It's important to know the signs and symptoms of hearing loss in children especially young children. Even temporary hearing loss such as that caused by a loud noise or chronic middle ear pathology can go beyond childhood and negatively affect your child's hearing into adulthood. Hearing loss can also impair your child's normal speech development so it's important to get your child treated as soon as possible if you suspect hearing loss. Here are some of the common symptoms and causes of hearing loss in children and teens.
Signs and symptoms of hearing loss in babies and young children
The American Academy of Pediatrics advises if your baby or child of any age shows any signs of hearing loss make an appointment immediately with your pediatrician to determine the source and start a course of treatment.
For example if infants don't startle at a loud noise by one month of age turn toward a loud noise or notice you until you enter their line of vision by three to four months of age they may not hear properly.
In toddlers and even young children a main warning sign for hearing loss is speech delay. Often children are hard to understand or only repeat certain sounds. Children with hearing loss may not hear clearly enough to mimic sounds properly for speech. According to the American Speech-Language-Hearing Association if you notice your child does not use the quieter speech sounds of "s" "sh" "f" "t" and "k" there may be a hearing difficulty. Children with a hearing problem may also speak too loudly or not loud enough indicated by different types of hearing loss.
When school-age children don't always respond when called upon hear some sounds but not others or if there are problems at school a hearing screening is in order.
Noise-induced hearing loss growing in older children
You may think teenagers not listening is par for the course but the National Institute on Deafness and Other Communication Disorders advises that repeated exposure to loud noise is a common causes of hearing loss in children and teens. With more and more kids plugging in earphones and listening to loud music both temporary and permanent hearing loss could be a concern. Repeated exposure to sounds at or above 85 decibels can cause hearing loss. And since damage from noise exposure may be gradual kids might not notice it until it becomes more pronounced and permanent affecting their adult life. Research is finding that even when temporary hearing loss from loud noise resolves itself there can still be long-term damage.

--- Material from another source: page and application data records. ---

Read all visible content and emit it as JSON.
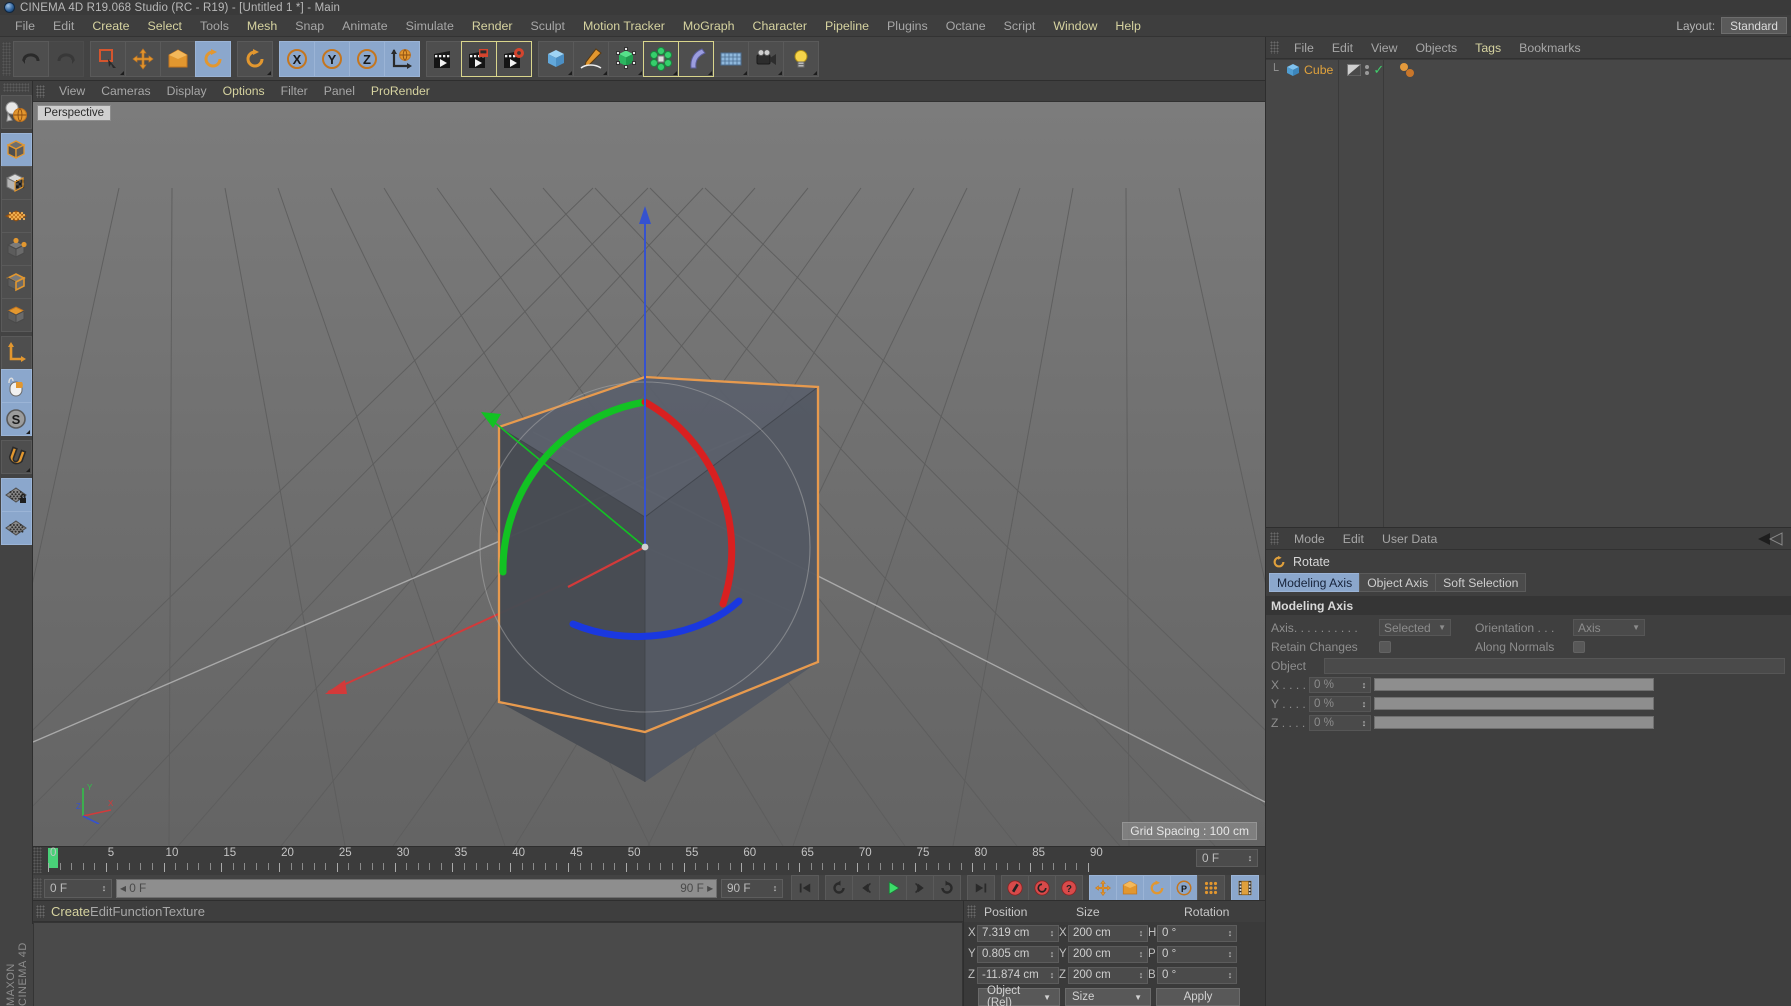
{
  "window": {
    "title": "CINEMA 4D R19.068 Studio (RC - R19) - [Untitled 1 *] - Main",
    "logo_icon": "cinema4d-logo-icon"
  },
  "layout": {
    "label": "Layout:",
    "value": "Standard"
  },
  "menubar": {
    "items": [
      {
        "label": "File",
        "style": "gray"
      },
      {
        "label": "Edit",
        "style": "gray"
      },
      {
        "label": "Create",
        "style": "gold"
      },
      {
        "label": "Select",
        "style": "gold"
      },
      {
        "label": "Tools",
        "style": "gray"
      },
      {
        "label": "Mesh",
        "style": "gold"
      },
      {
        "label": "Snap",
        "style": "gray"
      },
      {
        "label": "Animate",
        "style": "gray"
      },
      {
        "label": "Simulate",
        "style": "gray"
      },
      {
        "label": "Render",
        "style": "gold"
      },
      {
        "label": "Sculpt",
        "style": "gray"
      },
      {
        "label": "Motion Tracker",
        "style": "gold"
      },
      {
        "label": "MoGraph",
        "style": "gold"
      },
      {
        "label": "Character",
        "style": "gold"
      },
      {
        "label": "Pipeline",
        "style": "gold"
      },
      {
        "label": "Plugins",
        "style": "gray"
      },
      {
        "label": "Octane",
        "style": "gray"
      },
      {
        "label": "Script",
        "style": "gray"
      },
      {
        "label": "Window",
        "style": "gold"
      },
      {
        "label": "Help",
        "style": "gold"
      }
    ]
  },
  "toolbar": {
    "groups": [
      {
        "buttons": [
          {
            "icon": "undo-icon",
            "state": "normal"
          },
          {
            "icon": "redo-icon",
            "state": "disabled"
          }
        ]
      },
      {
        "buttons": [
          {
            "icon": "live-selection-icon",
            "state": "normal",
            "menu": true
          },
          {
            "icon": "move-tool-icon",
            "state": "normal"
          },
          {
            "icon": "scale-tool-icon",
            "state": "normal"
          },
          {
            "icon": "rotate-tool-icon",
            "state": "active"
          }
        ]
      },
      {
        "buttons": [
          {
            "icon": "rotate-axis-icon",
            "state": "normal",
            "menu": true
          }
        ]
      },
      {
        "buttons": [
          {
            "icon": "lock-x-axis-icon",
            "state": "active"
          },
          {
            "icon": "lock-y-axis-icon",
            "state": "active"
          },
          {
            "icon": "lock-z-axis-icon",
            "state": "active"
          },
          {
            "icon": "world-coordinates-icon",
            "state": "active"
          }
        ]
      },
      {
        "buttons": [
          {
            "icon": "render-view-icon",
            "state": "normal"
          },
          {
            "icon": "render-to-picture-viewer-icon",
            "state": "selected"
          },
          {
            "icon": "render-settings-icon",
            "state": "selected"
          }
        ]
      },
      {
        "buttons": [
          {
            "icon": "add-cube-object-icon",
            "state": "normal",
            "menu": true
          },
          {
            "icon": "add-spline-icon",
            "state": "normal",
            "menu": true
          },
          {
            "icon": "add-generator-icon",
            "state": "normal",
            "menu": true
          },
          {
            "icon": "add-deformer-icon",
            "state": "selected",
            "menu": true
          },
          {
            "icon": "add-bend-object-icon",
            "state": "selected",
            "menu": true
          },
          {
            "icon": "add-scene-object-icon",
            "state": "normal",
            "menu": true
          },
          {
            "icon": "add-camera-icon",
            "state": "normal",
            "menu": true
          },
          {
            "icon": "add-light-icon",
            "state": "normal",
            "menu": true
          }
        ]
      }
    ]
  },
  "left_toolbar": {
    "buttons": [
      {
        "icon": "viewport-camera-icon",
        "state": "normal"
      },
      {
        "icon": "model-mode-icon",
        "state": "active"
      },
      {
        "icon": "texture-mode-icon",
        "state": "normal"
      },
      {
        "icon": "polygon-mode-icon",
        "state": "normal"
      },
      {
        "icon": "point-mode-icon",
        "state": "normal"
      },
      {
        "icon": "edge-mode-icon",
        "state": "normal"
      },
      {
        "icon": "polygons-mode-icon",
        "state": "normal"
      },
      {
        "icon": "enable-axis-icon",
        "state": "normal"
      },
      {
        "icon": "viewport-solo-icon",
        "state": "active"
      },
      {
        "icon": "soft-selection-icon",
        "state": "active",
        "menu": true
      },
      {
        "icon": "snap-magnet-icon",
        "state": "normal",
        "menu": true
      },
      {
        "icon": "workplane-lock-icon",
        "state": "active"
      },
      {
        "icon": "workplane-icon",
        "state": "active"
      }
    ]
  },
  "viewport": {
    "menu": [
      {
        "label": "View",
        "style": "gray"
      },
      {
        "label": "Cameras",
        "style": "gray"
      },
      {
        "label": "Display",
        "style": "gray"
      },
      {
        "label": "Options",
        "style": "gold"
      },
      {
        "label": "Filter",
        "style": "gray"
      },
      {
        "label": "Panel",
        "style": "gray"
      },
      {
        "label": "ProRender",
        "style": "gold"
      }
    ],
    "perspective_label": "Perspective",
    "grid_spacing": "Grid Spacing : 100 cm",
    "axis_gizmo": {
      "x": "X",
      "y": "Y",
      "z": "Z"
    },
    "colors": {
      "background_top": "#787878",
      "background_bottom": "#6a6a6a",
      "grid_line": "#5e5e5e",
      "cube_face": "#4c5058",
      "selection_outline": "#e8a05a",
      "axis_x": "#e03b3b",
      "axis_y": "#3b6fe0",
      "axis_z": "#2fbf4a",
      "band_red": "#e02020",
      "band_green": "#12c223",
      "band_blue": "#1a38e0"
    }
  },
  "timeline": {
    "ruler_labels": [
      "0",
      "5",
      "10",
      "15",
      "20",
      "25",
      "30",
      "35",
      "40",
      "45",
      "50",
      "55",
      "60",
      "65",
      "70",
      "75",
      "80",
      "85",
      "90"
    ],
    "current_frame": "0 F",
    "range_start": "0 F",
    "range_end": "90 F",
    "max_frame": "90 F",
    "right_field": "0 F",
    "playhead_frame": 0,
    "buttons": [
      {
        "icon": "go-to-start-icon"
      },
      {
        "icon": "play-backwards-loop-icon"
      },
      {
        "icon": "previous-frame-icon"
      },
      {
        "icon": "play-icon"
      },
      {
        "icon": "next-frame-icon"
      },
      {
        "icon": "loop-playback-icon"
      },
      {
        "icon": "go-to-end-icon"
      },
      {
        "icon": "record-active-objects-icon"
      },
      {
        "icon": "autokeying-icon"
      },
      {
        "icon": "keyframe-selection-icon"
      },
      {
        "icon": "position-key-icon"
      },
      {
        "icon": "scale-key-icon"
      },
      {
        "icon": "rotation-key-icon"
      },
      {
        "icon": "parameter-key-icon"
      },
      {
        "icon": "point-level-animation-icon"
      },
      {
        "icon": "timeline-filmstrip-icon"
      }
    ]
  },
  "material_manager": {
    "menu": [
      {
        "label": "Create",
        "style": "gold"
      },
      {
        "label": "Edit",
        "style": "gray"
      },
      {
        "label": "Function",
        "style": "gray"
      },
      {
        "label": "Texture",
        "style": "gray"
      }
    ]
  },
  "coordinates": {
    "headers": [
      "Position",
      "Size",
      "Rotation"
    ],
    "rows": [
      {
        "pos_label": "X",
        "pos_value": "7.319 cm",
        "size_label": "X",
        "size_value": "200 cm",
        "rot_label": "H",
        "rot_value": "0 °"
      },
      {
        "pos_label": "Y",
        "pos_value": "0.805 cm",
        "size_label": "Y",
        "size_value": "200 cm",
        "rot_label": "P",
        "rot_value": "0 °"
      },
      {
        "pos_label": "Z",
        "pos_value": "-11.874 cm",
        "size_label": "Z",
        "size_value": "200 cm",
        "rot_label": "B",
        "rot_value": "0 °"
      }
    ],
    "mode_select": "Object (Rel)",
    "size_select": "Size",
    "apply_button": "Apply"
  },
  "object_manager": {
    "menu": [
      {
        "label": "File",
        "style": "gray"
      },
      {
        "label": "Edit",
        "style": "gray"
      },
      {
        "label": "View",
        "style": "gray"
      },
      {
        "label": "Objects",
        "style": "gray"
      },
      {
        "label": "Tags",
        "style": "gold"
      },
      {
        "label": "Bookmarks",
        "style": "gray"
      }
    ],
    "objects": [
      {
        "name": "Cube",
        "icon": "cube-object-icon",
        "visibility_editor_icon": "visibility-dot-icon",
        "visibility_render_icon": "visibility-dot-icon",
        "enabled_icon": "green-check-icon",
        "tag_icon": "phong-tag-icon"
      }
    ]
  },
  "attribute_manager": {
    "menu": [
      {
        "label": "Mode",
        "style": "gray"
      },
      {
        "label": "Edit",
        "style": "gray"
      },
      {
        "label": "User Data",
        "style": "gray"
      }
    ],
    "collapse_icon": "collapse-arrow-icon",
    "tool_icon": "rotate-tool-icon",
    "tool_title": "Rotate",
    "tabs": [
      {
        "label": "Modeling Axis",
        "active": true
      },
      {
        "label": "Object Axis",
        "active": false
      },
      {
        "label": "Soft Selection",
        "active": false
      }
    ],
    "section_title": "Modeling Axis",
    "fields": {
      "axis_label": "Axis. . . . . . . . . .",
      "axis_value": "Selected",
      "orientation_label": "Orientation . . .",
      "orientation_value": "Axis",
      "retain_changes_label": "Retain Changes",
      "retain_changes_checked": false,
      "along_normals_label": "Along Normals",
      "along_normals_checked": false,
      "object_label": "Object",
      "object_value": "",
      "x_label": "X . . . .",
      "x_value": "0 %",
      "y_label": "Y . . . .",
      "y_value": "0 %",
      "z_label": "Z . . . .",
      "z_value": "0 %"
    }
  },
  "brand": {
    "text": "MAXON CINEMA 4D"
  }
}
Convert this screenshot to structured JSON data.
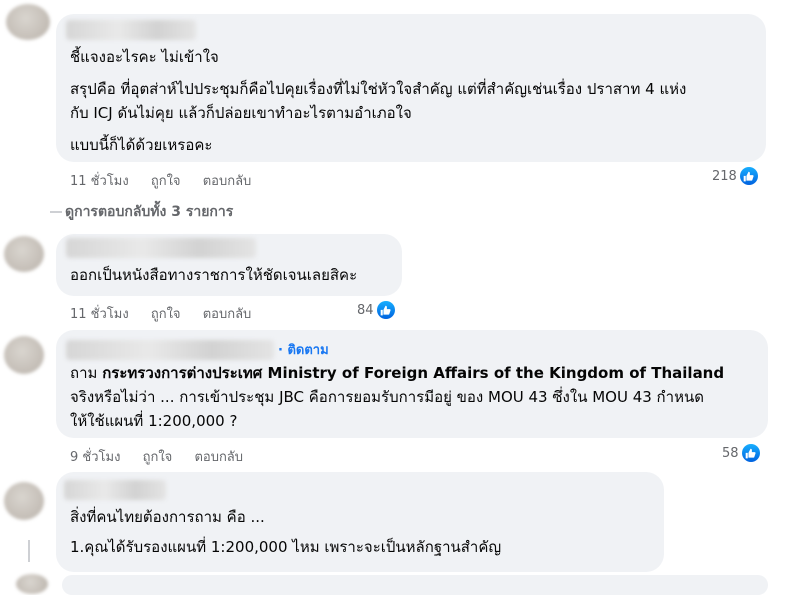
{
  "comments": [
    {
      "lines": [
        "ชี้แจงอะไรคะ ไม่เข้าใจ",
        "สรุปคือ ที่อุตส่าห์ไปประชุมก็คือไปคุยเรื่องที่ไม่ใช่หัวใจสำคัญ แต่ที่สำคัญเช่นเรื่อง ปราสาท 4 แห่ง",
        "กับ ICJ ดันไม่คุย แล้วก็ปล่อยเขาทำอะไรตามอำเภอใจ",
        "แบบนี้ก็ได้ด้วยเหรอคะ"
      ],
      "time": "11 ชั่วโมง",
      "like": "ถูกใจ",
      "reply": "ตอบกลับ",
      "reactions": "218"
    },
    {
      "lines": [
        "ออกเป็นหนังสือทางราชการให้ชัดเจนเลยสิคะ"
      ],
      "time": "11 ชั่วโมง",
      "like": "ถูกใจ",
      "reply": "ตอบกลับ",
      "reactions": "84"
    },
    {
      "follow": "· ติดตาม",
      "line1_prefix": "ถาม",
      "line1_bold": "กระทรวงการต่างประเทศ Ministry of Foreign Affairs of the Kingdom of Thailand",
      "lines": [
        "จริงหรือไม่ว่า ... การเข้าประชุม JBC คือการยอมรับการมีอยู่ ของ MOU 43 ซึ่งใน MOU 43 กำหนด",
        "ให้ใช้แผนที่ 1:200,000 ?"
      ],
      "time": "9 ชั่วโมง",
      "like": "ถูกใจ",
      "reply": "ตอบกลับ",
      "reactions": "58"
    },
    {
      "lines": [
        "สิ่งที่คนไทยต้องการถาม คือ ...",
        "1.คุณได้รับรองแผนที่ 1:200,000 ไหม เพราะจะเป็นหลักฐานสำคัญ"
      ]
    }
  ],
  "view_replies": "ดูการตอบกลับทั้ง 3 รายการ",
  "icons": {
    "like": "like-thumb-icon"
  },
  "colors": {
    "like_blue": "#1877f2",
    "bubble": "#f0f2f5",
    "meta": "#65676b"
  }
}
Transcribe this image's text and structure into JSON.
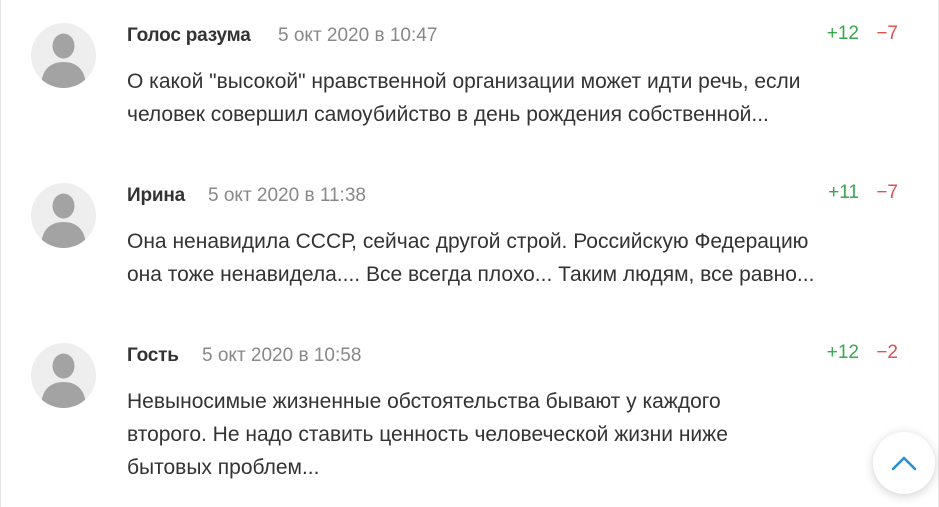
{
  "comments": [
    {
      "author": "Голос разума",
      "date": "5 окт 2020 в 10:47",
      "plus": "+12",
      "minus": "−7",
      "text": "О какой \"высокой\" нравственной организации может идти речь, если\nчеловек совершил самоубийство в день рождения собственной..."
    },
    {
      "author": "Ирина",
      "date": "5 окт 2020 в 11:38",
      "plus": "+11",
      "minus": "−7",
      "text": "Она ненавидила СССР, сейчас другой строй. Российскую Федерацию\nона тоже ненавидела.... Все всегда плохо... Таким людям, все равно..."
    },
    {
      "author": "Гость",
      "date": "5 окт 2020 в 10:58",
      "plus": "+12",
      "minus": "−2",
      "text": "Невыносимые жизненные обстоятельства бывают у каждого\nвторого. Не надо ставить ценность человеческой жизни ниже\nбытовых проблем..."
    }
  ],
  "icons": {
    "avatar": "user-silhouette-icon",
    "scroll_top": "chevron-up-icon"
  },
  "colors": {
    "plus": "#3aa64f",
    "minus": "#d9534f",
    "accent": "#2a8fd6"
  }
}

The American Academy of Otolaryngology advises that listening to a portable music player with headphones at 60 percent of its potential volume for one hour a day is safe. Inserting ear plugs at loud events can help protect children's ears as well although it may be difficult to properly insert earplugs on children due to the smaller size of their ear canal. In addition if a child has tubes in place as discussed above inserting anything into the ear canal can be dangerous. Pediatric headphones are a good alternative and do a great job at attenuating loud noises to bring the child into a safer level of listening. If you or your doctor suspect hearing loss no matter the child's age the next step is a formal hearing evaluation performed by an audiologist.